Plants of the Garden
Climate change information is growing each year, and with what we know about predicted changes in temperature and preciptation in this region, care was taken to select plants that would demonstrate variation in their development when exposed to these conditions.
The garden's plants can be divided into two categories—native perennial plants, which are plants that rely on pollinators for reproduction and annual food crops, which are plants that contribute to our diet. Below you will find the list of the specific plants chosen for this year:
Native Perennial Plants
- Monarda fistulosa (Wild Bergamot)
- Monarda didyma (Scarlet Bee Balm)
- Penstemon digitalis (Foxglove Beardtonque)
- Penstemon hisutus (Hairy Beardtongue)

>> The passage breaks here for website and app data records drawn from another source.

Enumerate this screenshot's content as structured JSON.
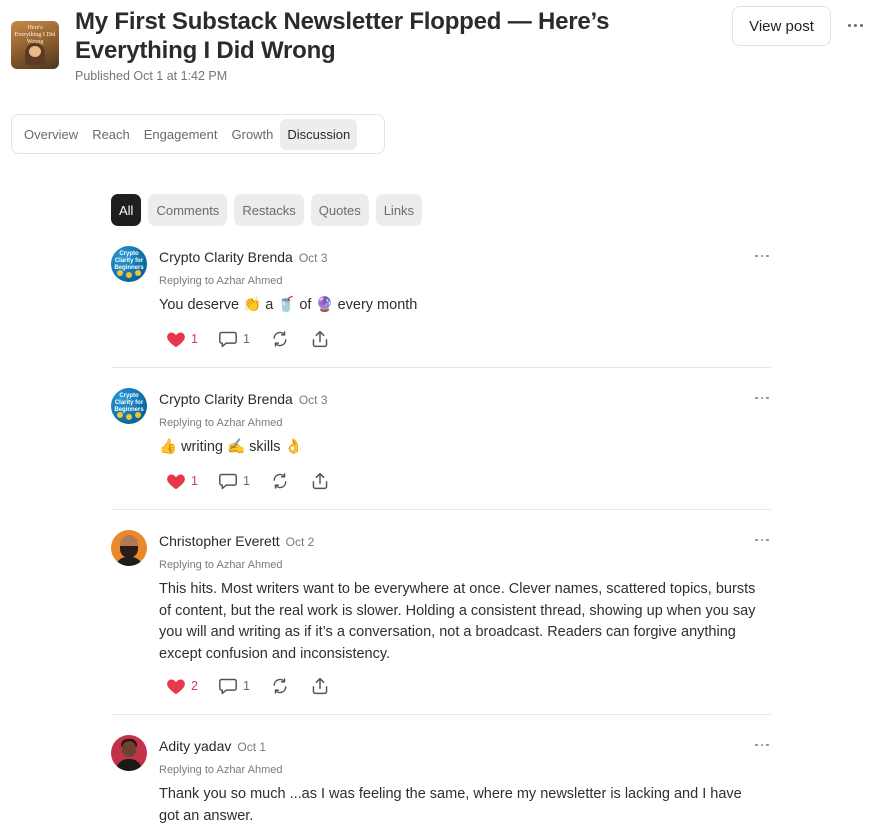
{
  "post": {
    "thumbnail_text": "Here's Everything I Did Wrong",
    "title": "My First Substack Newsletter Flopped — Here’s Everything I Did Wrong",
    "published": "Published Oct 1 at 1:42 PM",
    "view_post_label": "View post"
  },
  "tabs": [
    {
      "label": "Overview",
      "active": false
    },
    {
      "label": "Reach",
      "active": false
    },
    {
      "label": "Engagement",
      "active": false
    },
    {
      "label": "Growth",
      "active": false
    },
    {
      "label": "Discussion",
      "active": true
    }
  ],
  "filters": [
    {
      "label": "All",
      "active": true
    },
    {
      "label": "Comments",
      "active": false
    },
    {
      "label": "Restacks",
      "active": false
    },
    {
      "label": "Quotes",
      "active": false
    },
    {
      "label": "Links",
      "active": false
    }
  ],
  "comments": [
    {
      "author": "Crypto Clarity Brenda",
      "avatar_text": "Crypto Clarity for Beginners",
      "date": "Oct 3",
      "replying_to": "Replying to Azhar Ahmed",
      "text": "You deserve 👏 a 🥤 of 🔮 every month",
      "likes": "1",
      "replies": "1"
    },
    {
      "author": "Crypto Clarity Brenda",
      "avatar_text": "Crypto Clarity for Beginners",
      "date": "Oct 3",
      "replying_to": "Replying to Azhar Ahmed",
      "text": "👍 writing ✍️ skills 👌",
      "likes": "1",
      "replies": "1"
    },
    {
      "author": "Christopher Everett",
      "date": "Oct 2",
      "replying_to": "Replying to Azhar Ahmed",
      "text": "This hits. Most writers want to be everywhere at once. Clever names, scattered topics, bursts of content, but the real work is slower. Holding a consistent thread, showing up when you say you will and writing as if it’s a conversation, not a broadcast. Readers can forgive anything except confusion and inconsistency.",
      "likes": "2",
      "replies": "1"
    },
    {
      "author": "Adity yadav",
      "date": "Oct 1",
      "replying_to": "Replying to Azhar Ahmed",
      "text": "Thank you so much ...as I was feeling the same, where my newsletter is lacking and I have got an answer."
    }
  ],
  "colors": {
    "heart": "#e5394a",
    "active_chip": "#1f1f1f",
    "tab_active_bg": "#ededed"
  },
  "icons": [
    "heart-icon",
    "comment-icon",
    "restack-icon",
    "share-icon",
    "more-icon"
  ]
}
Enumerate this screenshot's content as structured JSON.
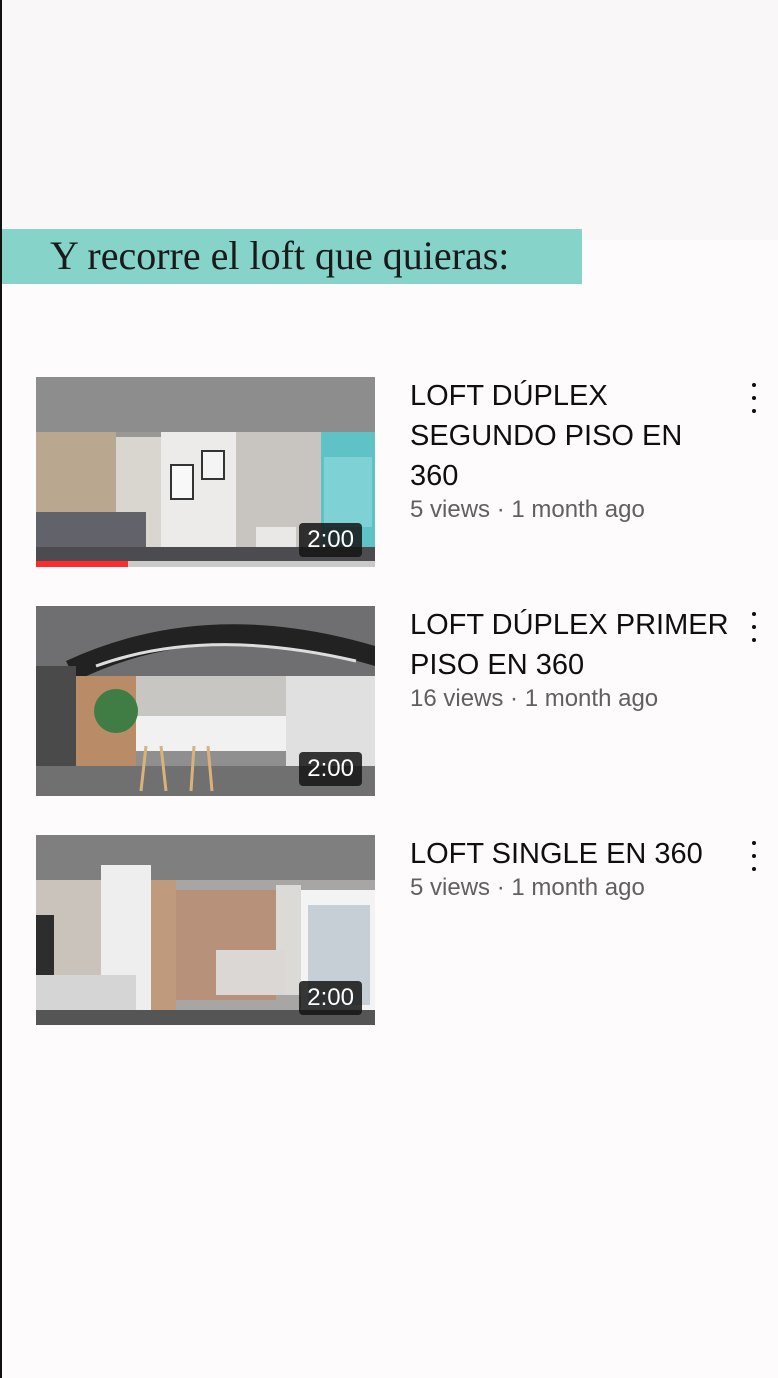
{
  "banner": {
    "text": "Y recorre el loft que quieras:",
    "background": "#86d3c9"
  },
  "videos": [
    {
      "title": "LOFT DÚPLEX SEGUNDO PISO EN 360",
      "meta": "5 views · 1 month ago",
      "duration": "2:00",
      "watched_fraction": 0.27,
      "scene": "bedroom-loft-upper-floor"
    },
    {
      "title": "LOFT DÚPLEX PRIMER PISO EN 360",
      "meta": "16 views · 1 month ago",
      "duration": "2:00",
      "scene": "kitchen-loft-ground-floor"
    },
    {
      "title": "LOFT SINGLE EN 360",
      "meta": "5 views · 1 month ago",
      "duration": "2:00",
      "scene": "single-loft-living-area"
    }
  ],
  "icons": {
    "more": "more-vert-icon"
  },
  "colors": {
    "progress": "#ff2a2a",
    "accent": "#86d3c9"
  }
}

- Hypericum kalmianum (Kalm St. John's Wort)
- Hypericum prolificum (Shrubby St. John's Wort)
Annual Food Crops
- Wheat 'Tom'

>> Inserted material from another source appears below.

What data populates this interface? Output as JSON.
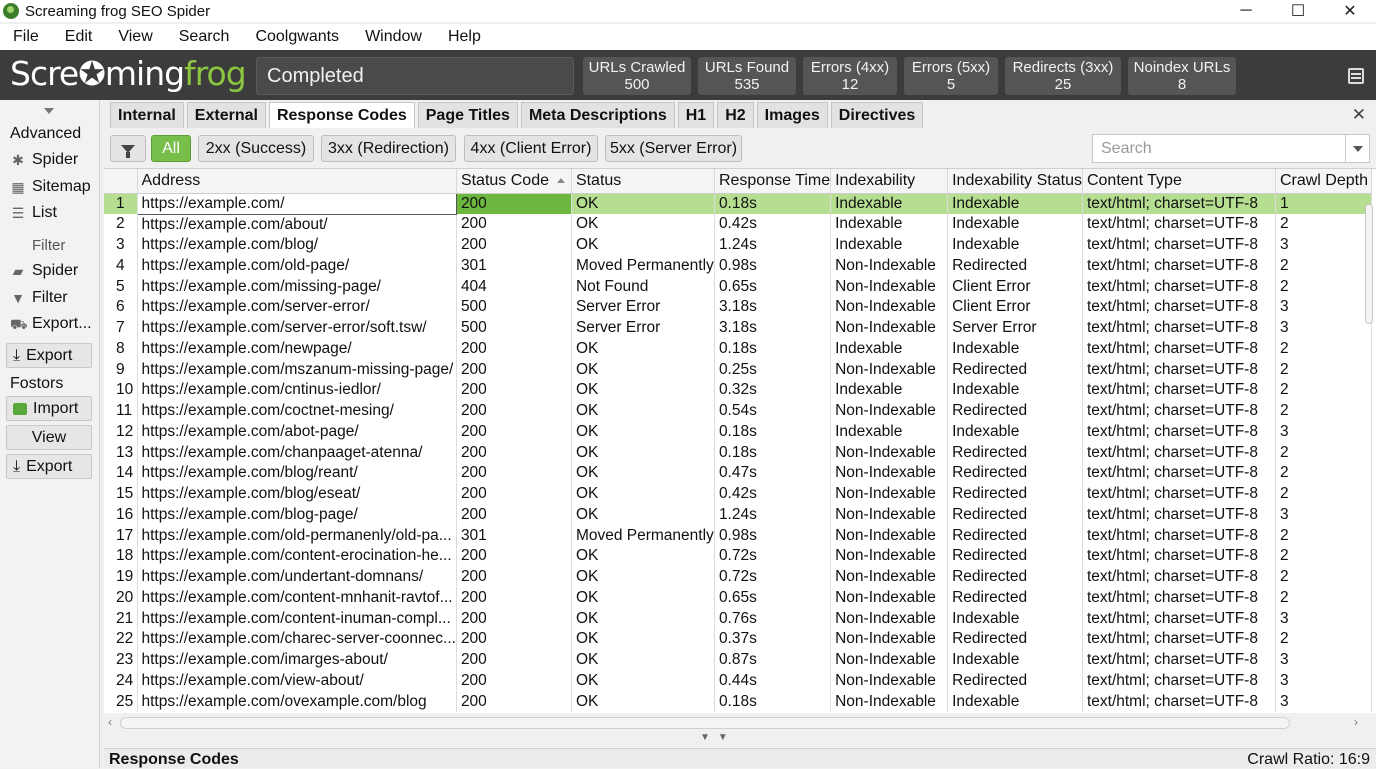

- Wheat 'Glenn'
- Wheat 'Red Fife'
- Bean 'Jubba'
- Bean 'Masai'
- Broccoli 'Marathon'
- Broccoli 'Bay Meadows'
- Broccoli 'Packman'
Why is it important to study these plants?
Phenology and climate change
Phenology is an important part of understanding plants and their roles in ecosystems. It requires observing many biological events, like when the seasons change, when the insects hatch, when the flowers bloom, and how they respond to change. With climate change, the study of phenology is becoming more important. As temperatures continue to rise, there is a concern that flowers may bloom earlier, and that pollinators of those plants may not be present at that time to pollinate them. This is known as phenological mismatch. Without those pollinators, the plants may be less likely to successfully pollinate and produce fruit and seeds. Research suggests that early blooming plants may be at greater risk of phenological mismatch, because when they bloom early in the growing season there may be fewer pollinators present to pollinate them.
Other possible climate impacts to plants could include changes in plant stress, fruit or seed productivity, plant growth, or susceptibility to disease and pests. The Climate Change Garden demonstrates how projected growing conditions may affect plant growth so visitors can gain a better understanding of the effects climate change may have on their life cycle.
The wheat, beans, and broccoli grown in the garden are all widely-grown food crops that have the potential to show changes in their rate of growth, productivity and/or lifespan due to climatic changes. It is important to understand how these important crops will be affected, especially wheat, which is a grain that helps to provide the majority of calories in diets worldwide.
More research is needed to fully understand the effect climate change has on these plants that we rely on for survival and well-being.